Clichés are social and cultural shorthand, and they can be used effectively. They’re not all bad, and like everything in writing, if it works, it works. A cliché can be a useful way to identify a theme or insert a concept into the story. They can also be used to show a character who has a lack of originality.

(Here’s more on why cliches hurt our writing) 

Yes, There Is Some Crossover with All Three of These Elements

Since common use is central to all three, it is possible for one to slip over into the other category. Some tropes are also cliched in one genre, yet not in another where they aren’t used as often. This is why it’s a good idea to know the archetypes, tropes, and clichés of the genres you write in.

Archetypes with similar traits can become clichéd. The “strong female character” is tipping over to cliché these days, because far too many writers are writing the exact same character with the same traits. Not all mentors are gray-beaded old men, not all heroes are handsome, well-built dudes with square jaws, and not all sidekicks are funny and self-deprecating.

Some tropes have shifted from expected to clichéd. They become so overused (often on TV), that when readers see them, they draw an expected conclusion, even if it’s wrong. We can spot the friend who will go on to betray the hero, the nice guy who turns out to be the killer, the bad apple who is actually a sweetheart, the Chosen One to save the world.

Some clichés have become the foundation for the archetype and tropes of a genre. Happily Ever After is a cliché, yet it’s what nearly every single romance novel is all about. When a cliché steps into enough social awareness that it becomes thematic, it often crosses back into archetype or trope status.
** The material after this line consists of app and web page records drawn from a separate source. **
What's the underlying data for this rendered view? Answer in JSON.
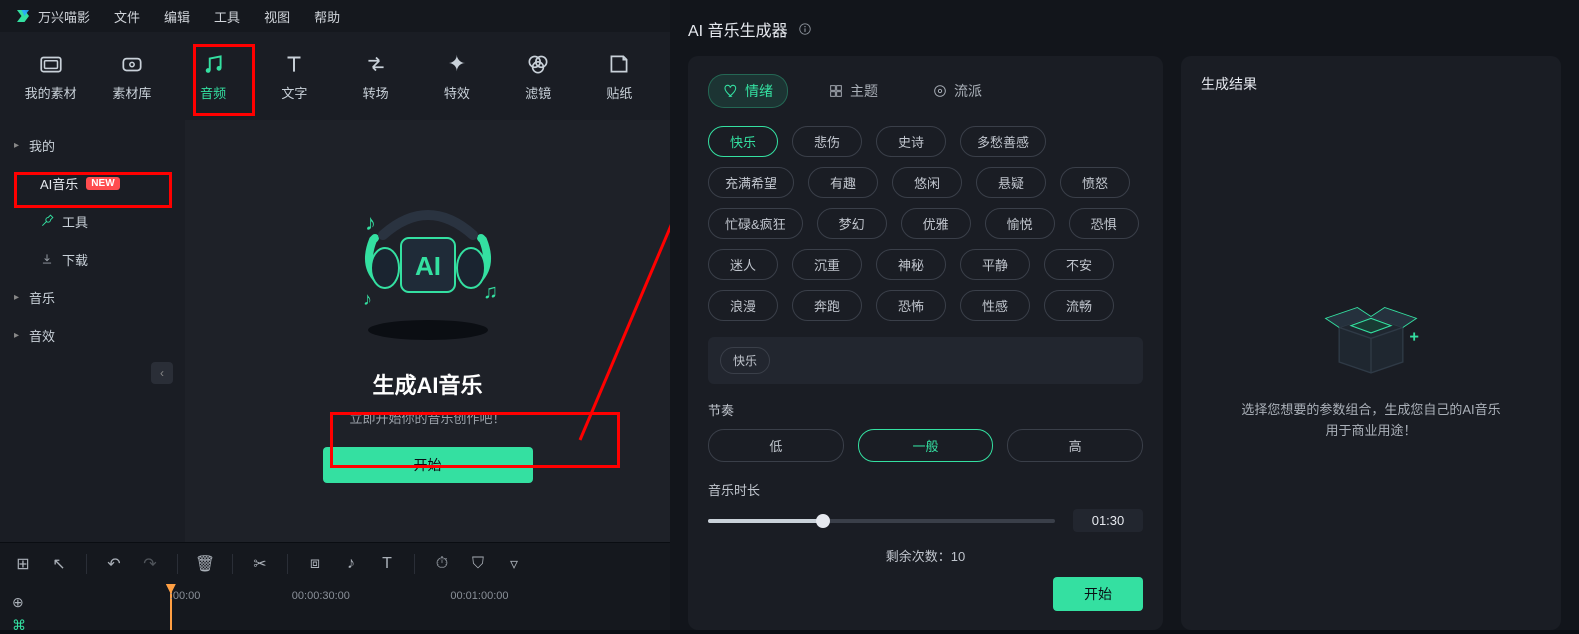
{
  "app": {
    "name": "万兴喵影"
  },
  "menu": [
    "文件",
    "编辑",
    "工具",
    "视图",
    "帮助"
  ],
  "mediaNav": [
    {
      "label": "我的素材",
      "icon": "folder"
    },
    {
      "label": "素材库",
      "icon": "cloud"
    },
    {
      "label": "音频",
      "icon": "music",
      "active": true
    },
    {
      "label": "文字",
      "icon": "text"
    },
    {
      "label": "转场",
      "icon": "swap"
    },
    {
      "label": "特效",
      "icon": "sparkle"
    },
    {
      "label": "滤镜",
      "icon": "circles"
    },
    {
      "label": "贴纸",
      "icon": "sticker"
    }
  ],
  "sidebar": {
    "items": [
      {
        "label": "我的",
        "type": "expand"
      },
      {
        "label": "AI音乐",
        "type": "indent",
        "badge": "NEW",
        "active": true
      },
      {
        "label": "工具",
        "type": "indent",
        "icon": "wrench"
      },
      {
        "label": "下载",
        "type": "indent",
        "icon": "download"
      },
      {
        "label": "音乐",
        "type": "expand"
      },
      {
        "label": "音效",
        "type": "expand"
      }
    ]
  },
  "main": {
    "title": "生成AI音乐",
    "subtitle": "立即开始你的音乐创作吧！",
    "button": "开始"
  },
  "timeline": {
    "ticks": [
      {
        "label": ":00:00",
        "pos": 18
      },
      {
        "label": "00:00:30:00",
        "pos": 38
      },
      {
        "label": "00:01:00:00",
        "pos": 64
      }
    ]
  },
  "dialog": {
    "title": "AI 音乐生成器",
    "tabs": [
      {
        "label": "情绪",
        "icon": "heart",
        "active": true
      },
      {
        "label": "主题",
        "icon": "grid"
      },
      {
        "label": "流派",
        "icon": "disc"
      }
    ],
    "moods": [
      {
        "label": "快乐",
        "active": true
      },
      {
        "label": "悲伤"
      },
      {
        "label": "史诗"
      },
      {
        "label": "多愁善感"
      },
      {
        "label": "充满希望"
      },
      {
        "label": "有趣"
      },
      {
        "label": "悠闲"
      },
      {
        "label": "悬疑"
      },
      {
        "label": "愤怒"
      },
      {
        "label": "忙碌&疯狂"
      },
      {
        "label": "梦幻"
      },
      {
        "label": "优雅"
      },
      {
        "label": "愉悦"
      },
      {
        "label": "恐惧"
      },
      {
        "label": "迷人"
      },
      {
        "label": "沉重"
      },
      {
        "label": "神秘"
      },
      {
        "label": "平静"
      },
      {
        "label": "不安"
      },
      {
        "label": "浪漫"
      },
      {
        "label": "奔跑"
      },
      {
        "label": "恐怖"
      },
      {
        "label": "性感"
      },
      {
        "label": "流畅"
      }
    ],
    "selected": [
      "快乐"
    ],
    "tempo": {
      "label": "节奏",
      "options": [
        {
          "label": "低"
        },
        {
          "label": "一般",
          "active": true
        },
        {
          "label": "高"
        }
      ]
    },
    "duration": {
      "label": "音乐时长",
      "value": "01:30",
      "percent": 33
    },
    "remaining": {
      "label": "剩余次数：",
      "value": "10"
    },
    "startBtn": "开始",
    "results": {
      "title": "生成结果",
      "hint1": "选择您想要的参数组合，生成您自己的AI音乐",
      "hint2": "用于商业用途！"
    }
  }
}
Archetypes, tropes, and clichés can be both helpful tools and harmful crutches in our writing. It’s important to understand what they are and how they differ, so each writer can make an informed choice on whether or not to use them. Don’t be afraid of them, but make sure they’re the right tool for what you need and not just an easy way out.
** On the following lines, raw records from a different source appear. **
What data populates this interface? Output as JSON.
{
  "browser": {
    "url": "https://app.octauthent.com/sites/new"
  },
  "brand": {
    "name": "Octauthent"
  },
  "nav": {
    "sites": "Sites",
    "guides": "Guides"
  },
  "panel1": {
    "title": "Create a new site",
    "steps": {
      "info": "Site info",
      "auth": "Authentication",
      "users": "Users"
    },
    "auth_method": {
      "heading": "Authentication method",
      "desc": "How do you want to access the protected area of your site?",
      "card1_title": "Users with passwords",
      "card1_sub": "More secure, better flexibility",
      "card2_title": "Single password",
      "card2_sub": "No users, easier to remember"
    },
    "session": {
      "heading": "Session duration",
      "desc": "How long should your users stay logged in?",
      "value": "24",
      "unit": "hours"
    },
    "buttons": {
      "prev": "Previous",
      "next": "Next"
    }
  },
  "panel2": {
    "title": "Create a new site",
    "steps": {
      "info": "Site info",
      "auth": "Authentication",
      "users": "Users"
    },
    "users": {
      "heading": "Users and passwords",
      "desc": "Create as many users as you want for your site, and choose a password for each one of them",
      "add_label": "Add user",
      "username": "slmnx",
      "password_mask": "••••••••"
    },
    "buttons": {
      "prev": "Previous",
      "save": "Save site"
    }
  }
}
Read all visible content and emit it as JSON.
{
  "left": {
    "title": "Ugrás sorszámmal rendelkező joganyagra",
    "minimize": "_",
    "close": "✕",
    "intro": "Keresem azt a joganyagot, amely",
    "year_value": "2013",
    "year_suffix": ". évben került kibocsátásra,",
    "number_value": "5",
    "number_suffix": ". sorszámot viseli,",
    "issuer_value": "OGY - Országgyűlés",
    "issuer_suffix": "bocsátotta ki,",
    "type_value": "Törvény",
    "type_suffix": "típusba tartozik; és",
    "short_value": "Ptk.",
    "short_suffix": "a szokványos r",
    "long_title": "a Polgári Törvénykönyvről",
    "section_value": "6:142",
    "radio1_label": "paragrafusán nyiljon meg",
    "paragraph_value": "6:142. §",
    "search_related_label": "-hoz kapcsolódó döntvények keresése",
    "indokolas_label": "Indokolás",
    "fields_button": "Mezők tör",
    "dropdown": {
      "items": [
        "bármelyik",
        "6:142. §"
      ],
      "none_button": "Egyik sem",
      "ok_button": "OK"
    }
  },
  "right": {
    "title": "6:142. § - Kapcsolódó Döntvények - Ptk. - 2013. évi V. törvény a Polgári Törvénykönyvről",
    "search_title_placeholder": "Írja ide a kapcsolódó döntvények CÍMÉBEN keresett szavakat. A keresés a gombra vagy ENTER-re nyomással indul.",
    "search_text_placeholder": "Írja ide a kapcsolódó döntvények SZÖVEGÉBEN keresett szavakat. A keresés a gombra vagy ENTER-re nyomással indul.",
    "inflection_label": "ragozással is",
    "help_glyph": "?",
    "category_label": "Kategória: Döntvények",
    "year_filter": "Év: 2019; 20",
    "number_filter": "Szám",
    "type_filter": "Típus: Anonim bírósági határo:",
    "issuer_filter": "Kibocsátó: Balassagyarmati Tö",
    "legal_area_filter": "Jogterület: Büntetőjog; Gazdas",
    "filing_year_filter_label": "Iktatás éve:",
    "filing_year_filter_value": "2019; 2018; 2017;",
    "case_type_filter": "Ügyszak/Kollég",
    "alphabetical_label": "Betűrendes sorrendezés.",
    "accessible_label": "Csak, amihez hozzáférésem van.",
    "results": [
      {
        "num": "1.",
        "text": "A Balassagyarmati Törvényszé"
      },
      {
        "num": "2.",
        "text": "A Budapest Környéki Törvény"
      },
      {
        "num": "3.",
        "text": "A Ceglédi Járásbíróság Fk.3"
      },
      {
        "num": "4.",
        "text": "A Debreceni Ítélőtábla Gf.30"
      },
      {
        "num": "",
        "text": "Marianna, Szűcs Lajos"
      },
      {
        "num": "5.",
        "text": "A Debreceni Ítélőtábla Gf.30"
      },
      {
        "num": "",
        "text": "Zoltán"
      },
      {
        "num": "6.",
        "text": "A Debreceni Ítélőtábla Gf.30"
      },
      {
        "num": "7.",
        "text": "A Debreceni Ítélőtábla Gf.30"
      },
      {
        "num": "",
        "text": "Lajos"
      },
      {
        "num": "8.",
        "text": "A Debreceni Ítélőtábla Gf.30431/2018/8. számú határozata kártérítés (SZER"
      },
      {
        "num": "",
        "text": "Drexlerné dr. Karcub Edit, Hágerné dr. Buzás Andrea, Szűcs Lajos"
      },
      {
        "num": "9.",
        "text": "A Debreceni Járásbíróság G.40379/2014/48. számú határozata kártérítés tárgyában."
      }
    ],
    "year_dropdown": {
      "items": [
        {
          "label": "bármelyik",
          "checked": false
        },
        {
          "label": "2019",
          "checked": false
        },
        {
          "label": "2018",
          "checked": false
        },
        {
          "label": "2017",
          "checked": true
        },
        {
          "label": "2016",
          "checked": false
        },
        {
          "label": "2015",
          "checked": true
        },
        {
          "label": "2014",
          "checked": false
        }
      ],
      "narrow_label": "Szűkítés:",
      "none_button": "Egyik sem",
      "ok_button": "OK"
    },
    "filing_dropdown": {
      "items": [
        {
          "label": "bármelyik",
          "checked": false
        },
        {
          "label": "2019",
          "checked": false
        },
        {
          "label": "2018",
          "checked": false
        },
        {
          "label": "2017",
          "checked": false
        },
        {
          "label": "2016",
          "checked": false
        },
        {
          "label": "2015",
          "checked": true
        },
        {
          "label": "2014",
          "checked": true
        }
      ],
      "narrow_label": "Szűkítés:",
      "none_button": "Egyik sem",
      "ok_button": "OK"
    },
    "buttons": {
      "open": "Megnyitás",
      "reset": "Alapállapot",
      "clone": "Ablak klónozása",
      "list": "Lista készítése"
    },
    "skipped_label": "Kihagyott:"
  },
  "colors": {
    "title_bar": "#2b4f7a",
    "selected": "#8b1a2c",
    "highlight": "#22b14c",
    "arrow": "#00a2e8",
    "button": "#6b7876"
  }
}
There’s a lot more to cover on these, so I’ll dive into each one more thoroughly in the coming weeks.

What are some of your favorite archetypes, tropes, and cliché? Which ones do you wish writers would stop using?

If you're looking for more to improve your craft (or a fun fantasy read), check out one of my writing books or novels:
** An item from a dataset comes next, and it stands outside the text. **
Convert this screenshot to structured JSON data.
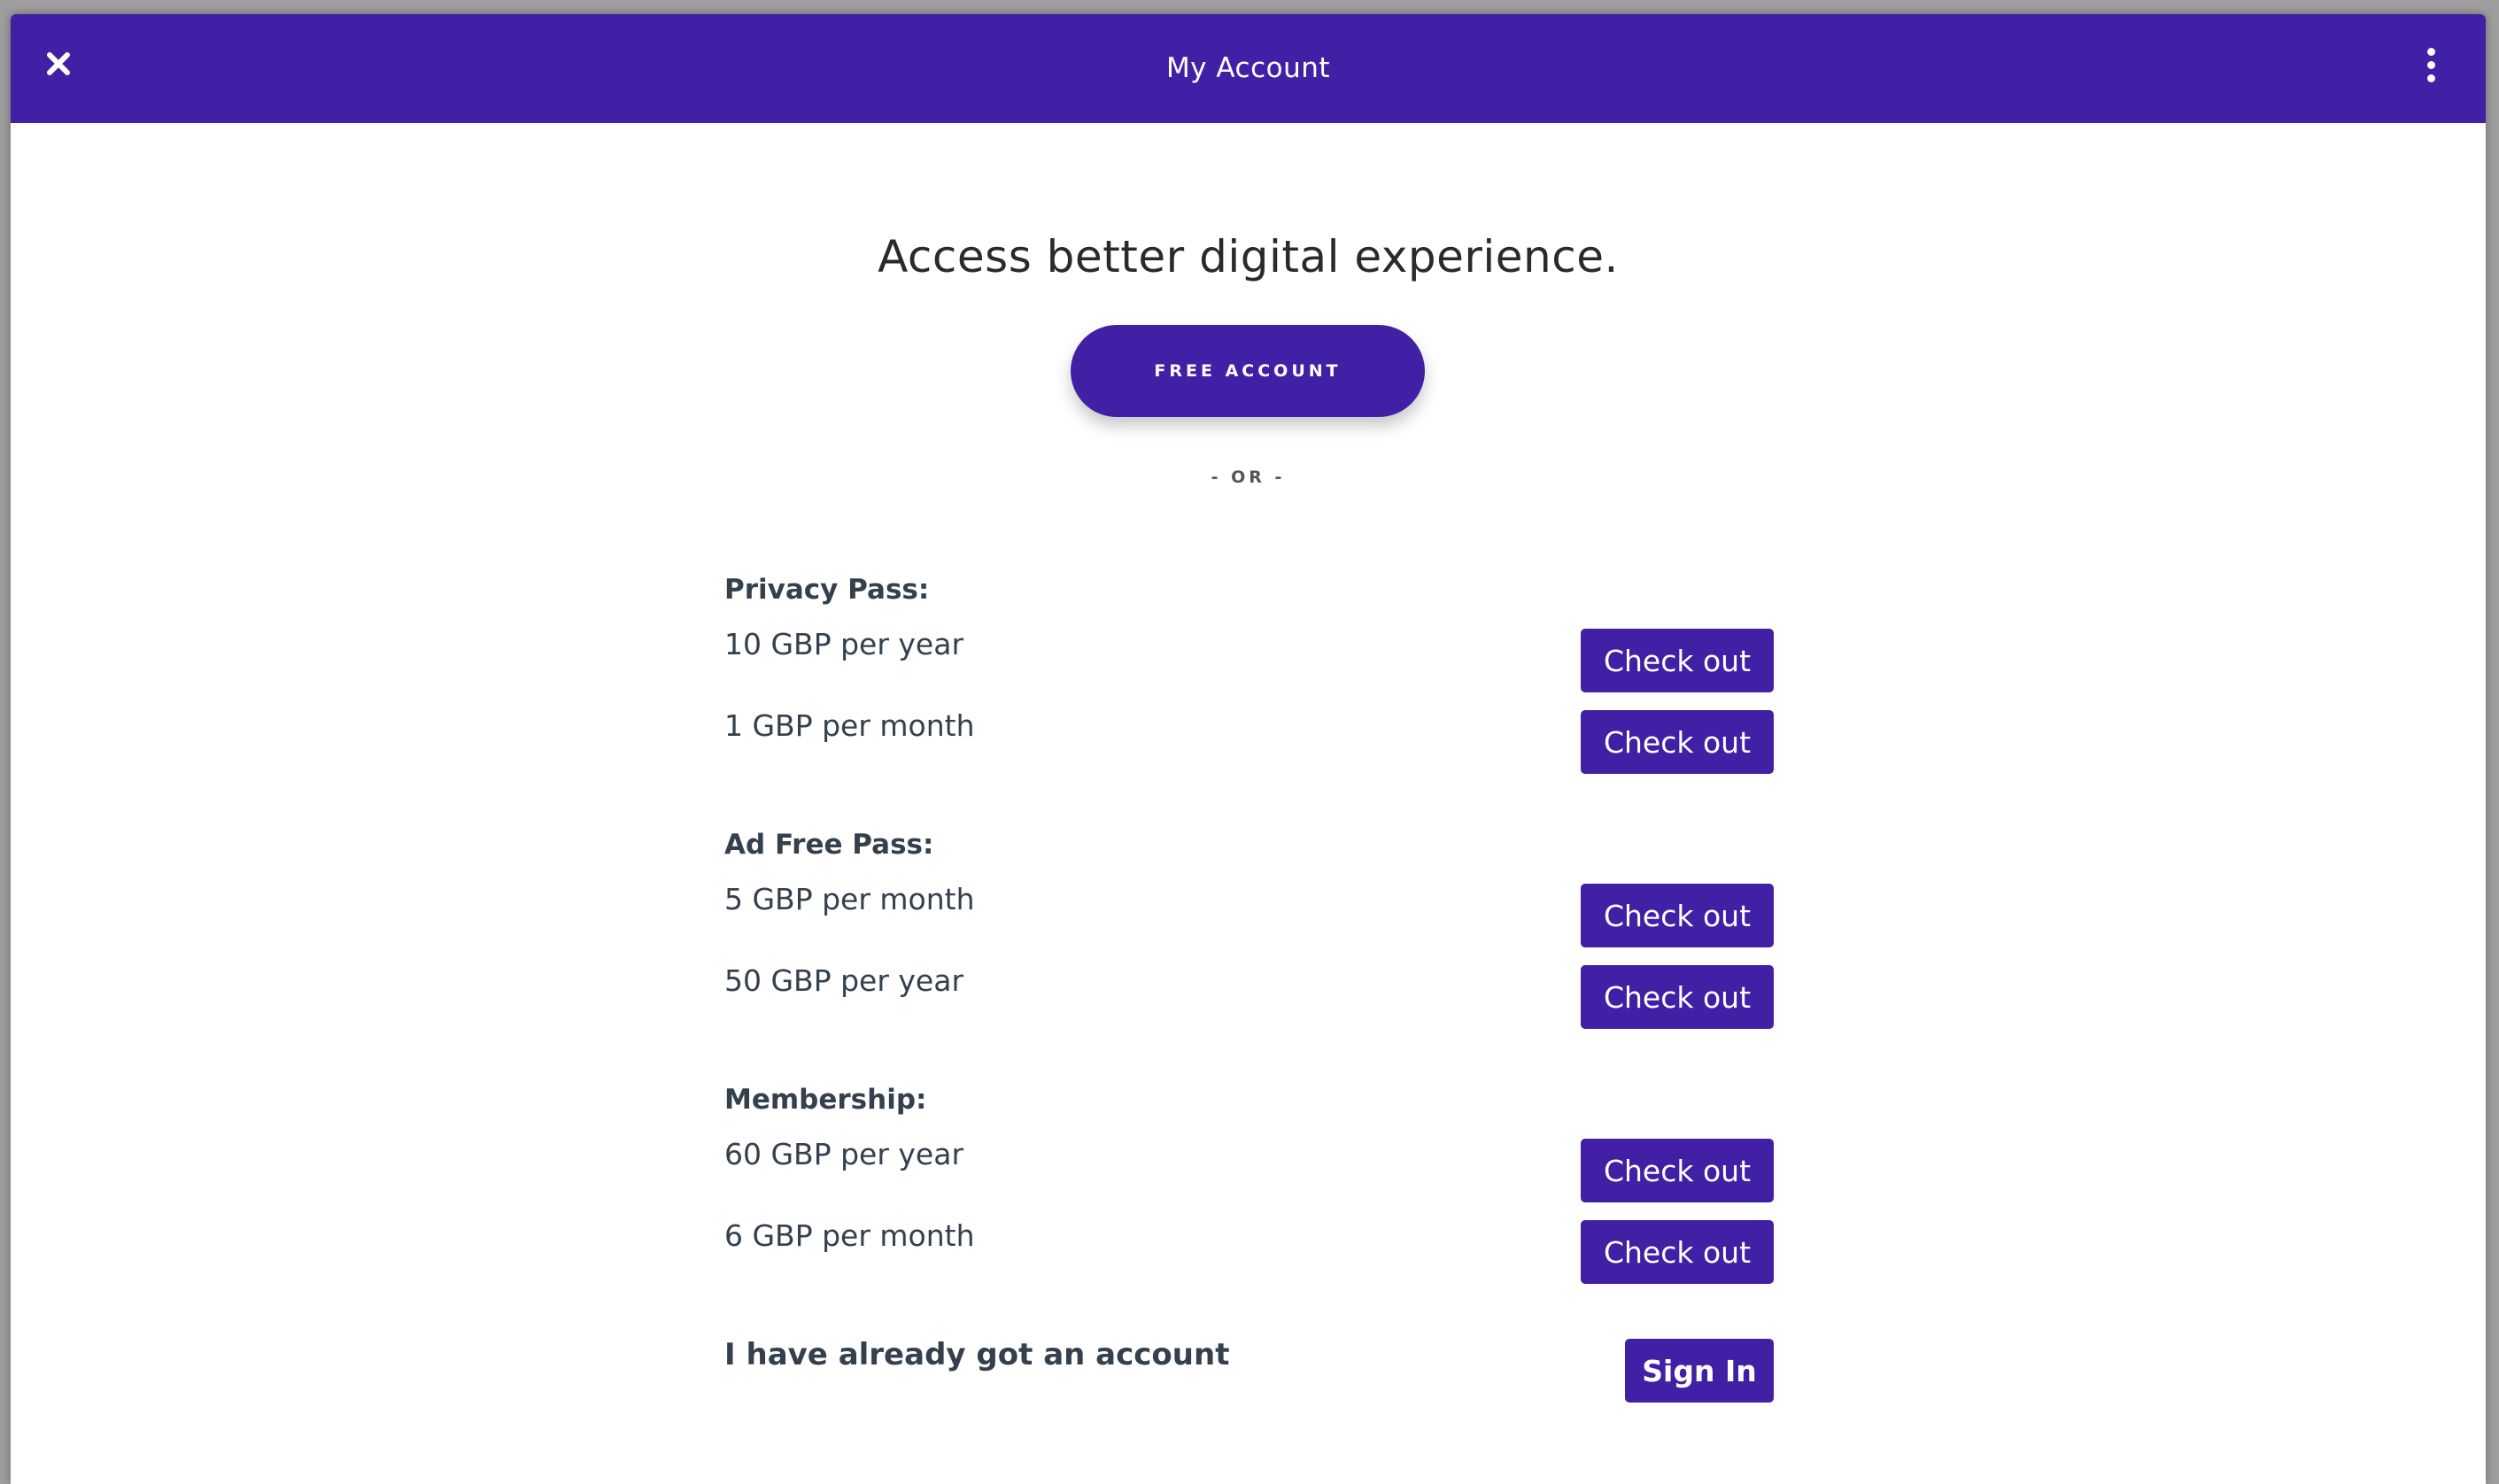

In-depth studies in my Skill Builders series include Understanding Conflict (And What It Really Means), and Understanding Show Don't Tell (And Really Getting It). My Foundations of Fiction series includes Plotting Your Novel: Ideas and Structure, a self-guided workshop for plotting a novel, and the companion Plotting Your Novel Workbook, and my Revising Your Novel: First Draft to Finished Draft series, with step-by-step guides to revising a novel. 

Janice Hardy is the award-winning author of the teen fantasy trilogy The Healing Wars, including The ShifterBlue Fire, and Darkfall from Balzer+Bray/Harper Collins. The Shifter, was chosen for the 2014 list of "Ten Books All Young Georgians Should Read" from the Georgia Center for the Book. It was also shortlisted for the Waterstones Children's Book Prize (2011), and The Truman Award (2011).

She also writes the Grace Harper urban fantasy series for adults under the name, J.T. Hardy.

She's the founder of Fiction University and has written multiple books on writing, including Understanding Show, Don't Tell (And Really Getting It)Plotting Your Novel: Ideas and Structureand the Revising Your Novel: First Draft to Finished Draft series.
Website | Facebook | Twitter | Pinterest Goodreads | Amazon | Barnes & Noble | iTunes | Indie Bound


  1. My favorite trope is inner struggles, psychological dilemmas.
    My favorite archetype is the protagonist who tries to cope with a mental illness.
    I try to avoid cliches.

    1. What's cool, is that I can already get a sense of what you write just from hearing that. :)

  2. I love underdog tropes - there's something so reaffirming about reading or watching a story with an underdog character! I think one cliche I'm not fond of is having a minority character (often best friend) thrown in as a token attempt to provide diversity.

  3. Ironically, a little typo “ guesting posting”

    1. I do speak fluent typo :) Thanks for letting me know! It's fixed now.